On March 5th, 2009 at 3pm I was finishing up my shift at work. I hopped on my bicycle and started riding toward my house in the Fountain Square neighborhood. Like always, I turned my handheld radio to 93.1 WIBC. As the 3pm news finished up, I was expecting to hear Wilson sign on and begin his show. But that didn’t happen.

It was Steve Simpson on the air. I listened as Simpson awkwardly worked his way through the show for the next three hours. Dave Wilson had been abruptly fired.

Photo: Chris Wakefield
Photo: Chris Wakefield

Wilson tells it to me this way. “Emmis was a publicly traded company, and like any publicly traded company, all that matters is this quarter. Making your numbers this quarter. They had to cut a half million dollars out of the Indy radio budget. I was the highest paid on air person. So boom!”

It was a devastating blow to Dave. “I’m gone. The program director was gone.” Even Wilson’s replacement was stunned by the sudden change. “Even he (Steve Simpson) didn’t know what was going on until that afternoon.”
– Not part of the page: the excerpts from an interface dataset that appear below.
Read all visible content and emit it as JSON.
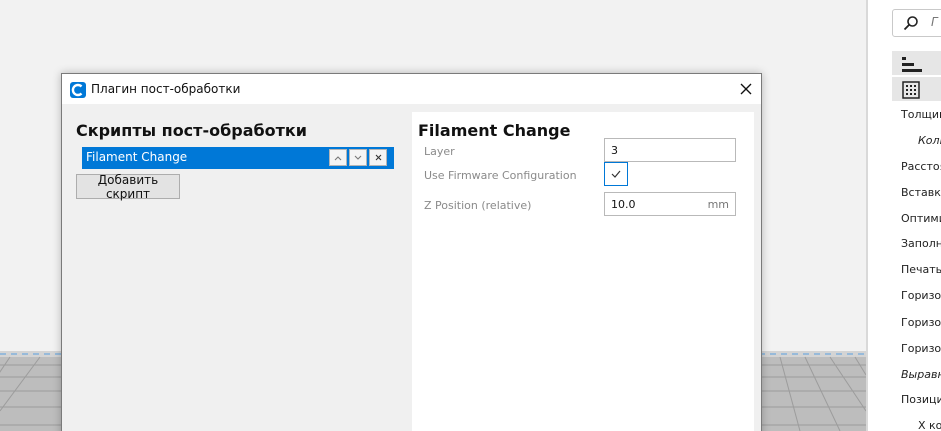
{
  "dialog": {
    "title": "Плагин пост-обработки",
    "left_heading": "Скрипты пост-обработки",
    "scripts": [
      {
        "label": "Filament Change",
        "selected": true
      }
    ],
    "add_script_label": "Добавить скрипт",
    "settings": {
      "heading": "Filament Change",
      "layer_label": "Layer",
      "layer_value": "3",
      "firmware_label": "Use Firmware Configuration",
      "firmware_checked": true,
      "z_label": "Z Position (relative)",
      "z_value": "10.0",
      "z_unit": "mm"
    }
  },
  "right_panel": {
    "search_placeholder": "Г",
    "settings_list": [
      {
        "label": "Толщин",
        "italic": false,
        "sub": false
      },
      {
        "label": "Колі",
        "italic": true,
        "sub": true
      },
      {
        "label": "Расстоя",
        "italic": false,
        "sub": false
      },
      {
        "label": "Вставка",
        "italic": false,
        "sub": false
      },
      {
        "label": "Оптими",
        "italic": false,
        "sub": false
      },
      {
        "label": "Заполне",
        "italic": false,
        "sub": false
      },
      {
        "label": "Печать",
        "italic": false,
        "sub": false
      },
      {
        "label": "Горизо",
        "italic": false,
        "sub": false
      },
      {
        "label": "Горизо",
        "italic": false,
        "sub": false
      },
      {
        "label": "Горизо",
        "italic": false,
        "sub": false
      },
      {
        "label": "Выравн",
        "italic": true,
        "sub": false
      },
      {
        "label": "Позици",
        "italic": false,
        "sub": false
      },
      {
        "label": "X ко",
        "italic": false,
        "sub": true
      }
    ]
  },
  "colors": {
    "accent": "#0078d7",
    "build_plate": "#b5b5b5"
  }
}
The Indianapolis Star did a front page article on Wilson’s departure and three local television stations all wanted to sit down with Dave and get his side of the story. “I went to my car and called my wife, and she cried.”, Wilson said.

Like most people in radio, Dave Wilson never got to do a “final show” for his listeners. The tactic of letting a radio show host go right before they go on the air, rather than after they finish a show is an industry norm. Any Program Director who tells his host he is going to fire him and then lets him go on the air with an open microphone is crazy.

Wilson tried to move on after WIBC, but in his words, “Nothing really came up.” Some of the stumbles included a failed, very short stint in Columbus radio, and a promised morning show for a local Franklin radio station that never got off the ground.

A big part of me still wants to hear Dave Wilson on my radio, but today’s radio market is very different from the one Dave Wilson walked into in the early 90’s. His former home of 93.1 WIBC has gone to an almost entirely 100% conservative talk format during the week. Something even Wilson’s replacement Steve Simpson found rough, as he was given the ax in 2014. He was replaced on his morning drive show by a more conservative, opinion oriented talker, Tony Katz.

It was good seeing Wilson for this interview. We smiled, laughed, and I enjoyed spending time with him as we talked about the Indianapolis 500, geeky insider radio gossip, and everything in between.

But deep down I could tell Dave Wilson missed it. I could tell he missed signing on at 3:06pm each weekday. And I miss it too. I miss hearing Dave’s exaggerated sign on of the station call letters (Dubya eyyyyyye, BC). I miss hearing Dave warn me that “thunderboomers” were heading this way (an imminent thunderstorm). Most of all, i’m just a high school nerd who misses his friends, Matt, Big Joe, Turk, and the King.

Maybe one day, hopefully, Dave the King Wilson will return to the airwaves in Indianapolis; and while I wont be a 16 year old riding my bike home after school, I’ll make sure to turn up the radio and laugh as I sit in rush hour traffic on 465.

You can follow Dave Wilson’s and see his stand up schedule at